    while () { print unless /^(192\.(9|18|29)\.|\.(?i:(gif|jpg|css)) HTTP)/; }

    Of course, you could match his argument conventions precisely, but why bother? This form is the normal Perl way to do it, and the author's Perl and Java arguments were already different.

    I haven't benchmarked this one-liner, but I bet it's faster than the author's Perl version, and likely faster than the Java code as well. It might be a
    --

    Deven

    "Simple things should be simple, and complex things should be possible." - Alan Kay

    • You may want to double check the position of your ^
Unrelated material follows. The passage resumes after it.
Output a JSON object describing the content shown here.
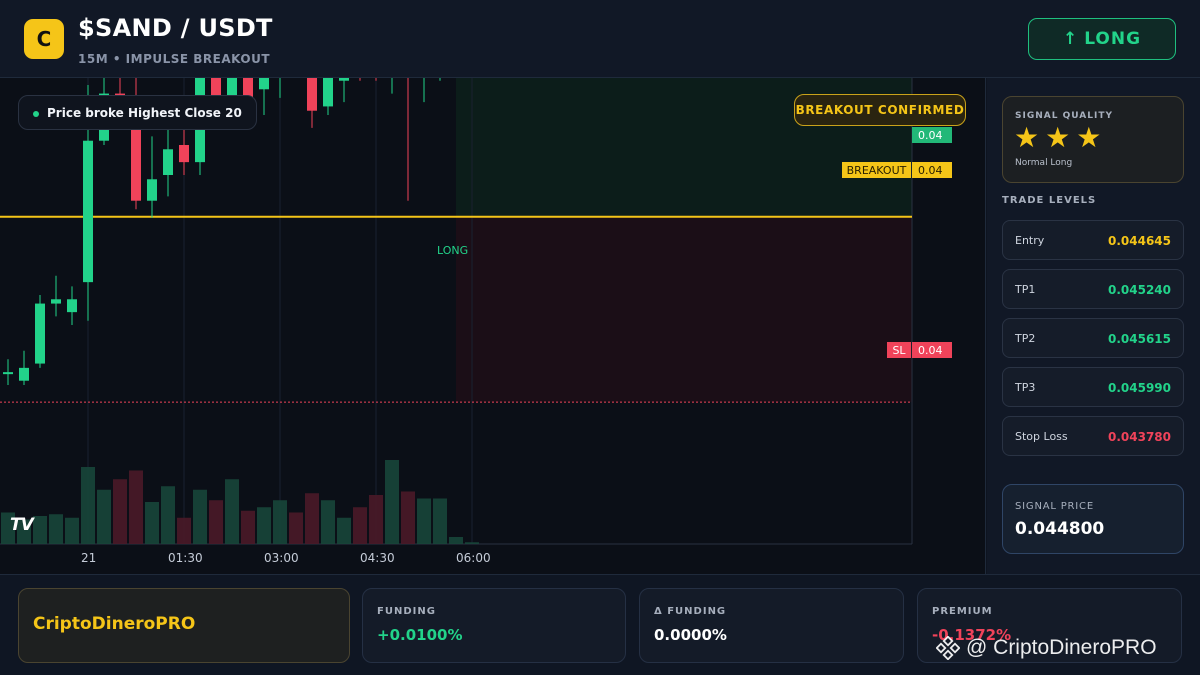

      As someone said somewhere (petdance iirc), when making optimized solutions, test. It's something a lot of people seem to not be doing in this thread (either here or in davorg's journal). If you're going to make it more efficient, you might as well make it produce the same results.

      At work, I produced a shiny new version of a previous routine. I couldn't really benchmark them though: the previous version processed much less data due to a bug in its impleme
      --
        ---ict / Spoon
      • Actually, I wrote it with the ^ inside the parens originally when I copied it onto here, I dropped the outer parens because they were really redundant. Then I decided to put them back in for readability and mention that they could be dropped instead.

        Unfortunately, when I put them back in, I put the opening paren after the ^ (force of habit) when that's not what I meant. My bad!

        I also lost the <> operator inside the while (), while we're being pedantic. :-) (I'm pretty sure this was eaten by the Slashcode software.)

        To be really pedantic, I should point out that the case-insensitive part matches other capitalizations like "Css" that the original code didn't -- to be completely identical, I should have kept it case-sensitive and listed just the particular variations used in the original code, but I thought case-insensitive was more true to the intent of the original...

        The only reason I didn't test it was because I didn't have any available data to run it on, and I didn't feel like constructing some sample test data. I left it as "an exercise for the reader". :-)

        But hey, you knew what I meant! The point was that in a minute or two, you can make a one-liner in Perl that does the same as the Java 100-liner, and probably quite a bit faster, too.
        --

        Deven

        "Simple things should be simple, and complex things should be possible." - Alan Kay